By Sarah Juckes, @sarahannjuckes
What makes a bestselling book? And how can you, as a writer, ensure that your book is the very best it can be?
The answer will differ from genre to genre, but at The Writer’s Workshop, we’ve found there are some things that every good fiction book will include.
1) A killer concept
What? Look at the most notorious books in the last ten years, and you’ll find an irresistible idea at the centre of each of them. Dan Brown’s hunt for the Holy Grail in The Da Vinci Code for example, was the perfect hook for his publishers to sell to the masses, as was McEwan’s Atonement and Smith’s White Teeth.
How? Is your concept going to capture attention? To answer this, you should first know your market inside out. What books are selling and why? Next, try to condense your concept into fifty words or less. Will this spark the interest of readers?
2) Protagonist motivation
What? Most bestselling books are centred around one character – the protagonist. In every story, the protagonist must want something. This could be something simple like the acceptance of the people around you, as in the case of Wonder by R. J. Palacio, or it could literally be the difference between life and death.
How? Understand what your protagonist wants and make it matter to the reader, too. Ensure that it is clear and consistent throughout the book. If it doesn’t matter to the protagonist, then it won’t matter to the reader.
What? The stakes are raised and things start to get worse for the protagonist. Their motivation in the beginning matters much, much more now. In the Harry Potter series for example, the jeopardy rises when the people around Harry are put in danger, and Harry’s motivation to kill Lord Voldemort increases.
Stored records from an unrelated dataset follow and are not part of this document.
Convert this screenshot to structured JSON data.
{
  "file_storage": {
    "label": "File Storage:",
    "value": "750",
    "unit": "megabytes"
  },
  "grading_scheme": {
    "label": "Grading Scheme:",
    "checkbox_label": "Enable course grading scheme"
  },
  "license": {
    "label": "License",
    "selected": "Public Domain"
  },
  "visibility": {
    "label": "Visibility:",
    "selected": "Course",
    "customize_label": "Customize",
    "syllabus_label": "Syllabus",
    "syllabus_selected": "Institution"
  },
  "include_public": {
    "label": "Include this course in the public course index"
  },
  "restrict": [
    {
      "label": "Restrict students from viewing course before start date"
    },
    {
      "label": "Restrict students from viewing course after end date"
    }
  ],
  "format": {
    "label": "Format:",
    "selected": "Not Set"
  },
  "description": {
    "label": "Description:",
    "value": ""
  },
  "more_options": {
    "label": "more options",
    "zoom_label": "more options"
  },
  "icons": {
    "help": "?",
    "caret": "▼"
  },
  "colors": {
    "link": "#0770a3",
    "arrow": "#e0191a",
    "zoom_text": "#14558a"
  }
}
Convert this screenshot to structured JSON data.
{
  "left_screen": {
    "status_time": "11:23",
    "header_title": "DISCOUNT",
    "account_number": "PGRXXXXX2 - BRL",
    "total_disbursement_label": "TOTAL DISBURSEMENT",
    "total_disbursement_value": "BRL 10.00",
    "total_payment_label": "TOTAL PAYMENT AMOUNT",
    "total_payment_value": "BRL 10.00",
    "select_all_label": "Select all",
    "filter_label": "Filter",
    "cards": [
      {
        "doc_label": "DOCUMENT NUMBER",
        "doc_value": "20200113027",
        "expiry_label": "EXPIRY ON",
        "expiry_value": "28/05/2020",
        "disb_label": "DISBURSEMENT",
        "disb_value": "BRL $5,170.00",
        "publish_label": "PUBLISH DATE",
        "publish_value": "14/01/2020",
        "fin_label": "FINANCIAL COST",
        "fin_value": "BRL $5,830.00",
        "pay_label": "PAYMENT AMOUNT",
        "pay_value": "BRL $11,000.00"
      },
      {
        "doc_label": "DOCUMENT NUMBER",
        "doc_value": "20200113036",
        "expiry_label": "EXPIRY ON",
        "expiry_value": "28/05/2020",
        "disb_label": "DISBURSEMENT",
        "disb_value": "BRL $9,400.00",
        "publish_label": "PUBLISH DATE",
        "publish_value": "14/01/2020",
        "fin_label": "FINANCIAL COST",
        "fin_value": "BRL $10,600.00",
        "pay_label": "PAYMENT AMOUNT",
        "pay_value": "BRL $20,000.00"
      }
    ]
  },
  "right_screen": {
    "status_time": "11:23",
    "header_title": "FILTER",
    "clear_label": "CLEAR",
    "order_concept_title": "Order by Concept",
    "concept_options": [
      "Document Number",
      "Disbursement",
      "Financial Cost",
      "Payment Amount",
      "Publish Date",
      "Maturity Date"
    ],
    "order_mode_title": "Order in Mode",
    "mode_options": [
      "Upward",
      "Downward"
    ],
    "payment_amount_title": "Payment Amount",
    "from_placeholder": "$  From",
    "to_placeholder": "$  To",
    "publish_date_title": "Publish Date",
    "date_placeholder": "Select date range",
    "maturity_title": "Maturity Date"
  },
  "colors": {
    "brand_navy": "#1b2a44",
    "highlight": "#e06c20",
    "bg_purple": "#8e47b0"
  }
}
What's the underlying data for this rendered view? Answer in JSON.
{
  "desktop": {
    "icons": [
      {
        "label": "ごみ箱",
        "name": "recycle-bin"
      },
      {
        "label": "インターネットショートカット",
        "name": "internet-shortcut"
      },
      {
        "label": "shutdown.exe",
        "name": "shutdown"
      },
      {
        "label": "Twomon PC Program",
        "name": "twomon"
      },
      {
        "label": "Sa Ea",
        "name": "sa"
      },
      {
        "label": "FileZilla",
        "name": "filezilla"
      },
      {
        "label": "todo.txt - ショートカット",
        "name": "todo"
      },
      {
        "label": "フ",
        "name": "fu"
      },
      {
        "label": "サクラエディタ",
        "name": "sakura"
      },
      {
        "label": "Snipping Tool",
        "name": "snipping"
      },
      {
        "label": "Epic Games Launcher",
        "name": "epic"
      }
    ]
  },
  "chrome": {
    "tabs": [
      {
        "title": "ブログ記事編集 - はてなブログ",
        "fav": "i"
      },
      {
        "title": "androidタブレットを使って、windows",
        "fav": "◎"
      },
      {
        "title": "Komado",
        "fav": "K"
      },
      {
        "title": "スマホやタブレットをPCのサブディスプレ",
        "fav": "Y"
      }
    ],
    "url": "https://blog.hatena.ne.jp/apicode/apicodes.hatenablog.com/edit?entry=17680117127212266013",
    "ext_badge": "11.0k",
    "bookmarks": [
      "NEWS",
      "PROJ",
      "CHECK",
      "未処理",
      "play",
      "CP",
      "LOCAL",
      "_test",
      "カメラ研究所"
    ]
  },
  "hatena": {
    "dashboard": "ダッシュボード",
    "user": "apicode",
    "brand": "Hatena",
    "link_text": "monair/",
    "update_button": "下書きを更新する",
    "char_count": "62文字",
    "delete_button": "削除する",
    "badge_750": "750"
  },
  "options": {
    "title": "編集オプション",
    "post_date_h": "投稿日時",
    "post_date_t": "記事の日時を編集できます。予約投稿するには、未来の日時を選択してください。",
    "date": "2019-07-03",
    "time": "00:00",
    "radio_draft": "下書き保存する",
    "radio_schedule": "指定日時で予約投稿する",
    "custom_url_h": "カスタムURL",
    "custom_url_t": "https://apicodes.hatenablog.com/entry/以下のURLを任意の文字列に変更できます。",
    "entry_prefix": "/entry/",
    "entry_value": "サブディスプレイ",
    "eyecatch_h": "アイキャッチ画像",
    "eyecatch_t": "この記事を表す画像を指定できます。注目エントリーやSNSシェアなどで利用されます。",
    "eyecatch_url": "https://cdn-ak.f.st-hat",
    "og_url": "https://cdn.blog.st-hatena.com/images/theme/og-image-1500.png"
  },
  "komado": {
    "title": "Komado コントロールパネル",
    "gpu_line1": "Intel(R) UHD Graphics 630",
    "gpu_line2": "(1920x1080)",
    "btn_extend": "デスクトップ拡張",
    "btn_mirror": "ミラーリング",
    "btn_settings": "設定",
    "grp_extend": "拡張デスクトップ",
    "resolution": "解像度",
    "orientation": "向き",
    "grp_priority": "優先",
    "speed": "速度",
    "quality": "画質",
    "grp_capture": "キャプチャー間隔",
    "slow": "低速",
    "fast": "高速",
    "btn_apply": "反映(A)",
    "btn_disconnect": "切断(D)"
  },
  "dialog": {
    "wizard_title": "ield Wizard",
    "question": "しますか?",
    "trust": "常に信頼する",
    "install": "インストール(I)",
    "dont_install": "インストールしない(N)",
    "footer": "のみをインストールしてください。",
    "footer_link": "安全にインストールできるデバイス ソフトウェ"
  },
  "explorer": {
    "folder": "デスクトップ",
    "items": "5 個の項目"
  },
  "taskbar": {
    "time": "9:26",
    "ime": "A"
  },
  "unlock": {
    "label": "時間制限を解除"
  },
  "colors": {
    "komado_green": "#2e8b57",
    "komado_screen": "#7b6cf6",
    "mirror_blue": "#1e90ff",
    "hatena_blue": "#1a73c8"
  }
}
How? Try mapping the jeopardy in your book. You should find that the stakes for your protagonist increase, before they are resolved.
4) Unforgettable characters
What? These can be ordinary characters in extraordinary situations, like Bella in Twilight. Or they can be extraordinary characters in themselves, such as James Bond. They will all be memorable, consistent, and real.
How? Strong characters are built on knowledge. Get to know your characters inside out by completing this exercise. They don’t have to be likeable, but they do need to appear real.
5) Real relationships
What? Most bestsellers will contain a romantic relationship or two. Some of them, like John Green’s The Fault in Our Stars, are so well-drawn that they’ve become a cultural phenomenon.
How? Use your secondary characters to increase jeopardy, or progress plot. Do they help or hinder your protagonist’s motivation? Make them real by adding the quirks, flaws and inside jokes that you find in your own relationships.
What? This is the stuff that keeps a reader on the edge of their seat. Action unfolds on the page in real time, and the reader is with the protagonist as it happens.
How? This is down to the age-old mantra of: ‘show, don’t tell’. Don’t simply write, ‘he fell down the stairs’. Instead, describe what it feels like to hit every step.
7) Good writing
What? It sounds simple, but words can make or break a book. Good writing will carry the plot, describe the characters and progress the story. Bad writing will have your readers putting your book down, no matter how great the concept is.
How? Avoid cliché in your sentences, and by that, I mean be accurate. Does a breeze really whisper through trees, or does it send the leaves clapping? Being economical with sentences, cutting down on the simile and metaphor, and avoiding repetition are also brilliant ways to keep readers reading. Complete this checklist with your work.
8) Trust in the reader
What? You might mention something the reader has heard of before, and trust them to remember it. Or, you might trust your reader to know that your character’s ‘gritted teeth’ mean he’s trying not to say something.
How? Avoid spelling things out for your reader. Explanation slows the pace and many readers love a bit of detective work. Again, this comes down to ‘show, don’t tell’.
What? Long sentences are brilliant for descriptions, whereas short sentences are perfect for climatic scenes.
How? Just like in music, good writing will use both of these together to create a harmony, rather than a monosyllabic beat. Alternate between the two and make your writing sing.
10) An excellent editor
What? Most readers will never know the man-hours involved in creating a bestselling book, not only from the author, but from a whole team of editors, designers and promoters. If a book hasn’t seen the eye of a good editor though, it will be noticeable.
How? Most traditional publishing houses will supply an editor as part of your contract, and some authors benefit from speaking to an expert before they start submitting to agents, to make their book the best it can be. If you are self-publishing, editing is an essential part of the book writing process. Don’t skip it!
Of course, there are examples of books that have done well without these elements, but they are exceptions rather than the rule. Take time to understand your market, construct wonderful sentences and create real characters, and you’ll give your book the best chance of reaching the bestseller lists.
Sarah Juckes works with The Writer’s Workshop, one of the largest editorial consultancies in the UK, and Agent Hunter, a comprehensive online database of literary agents. For more information on how honest feedback can improve your writing, see The Writer’s Workshop advice pages.10 things you'll find in every bestselling book (@sarahannjuckes for @WWonthebrink): Click To Tweet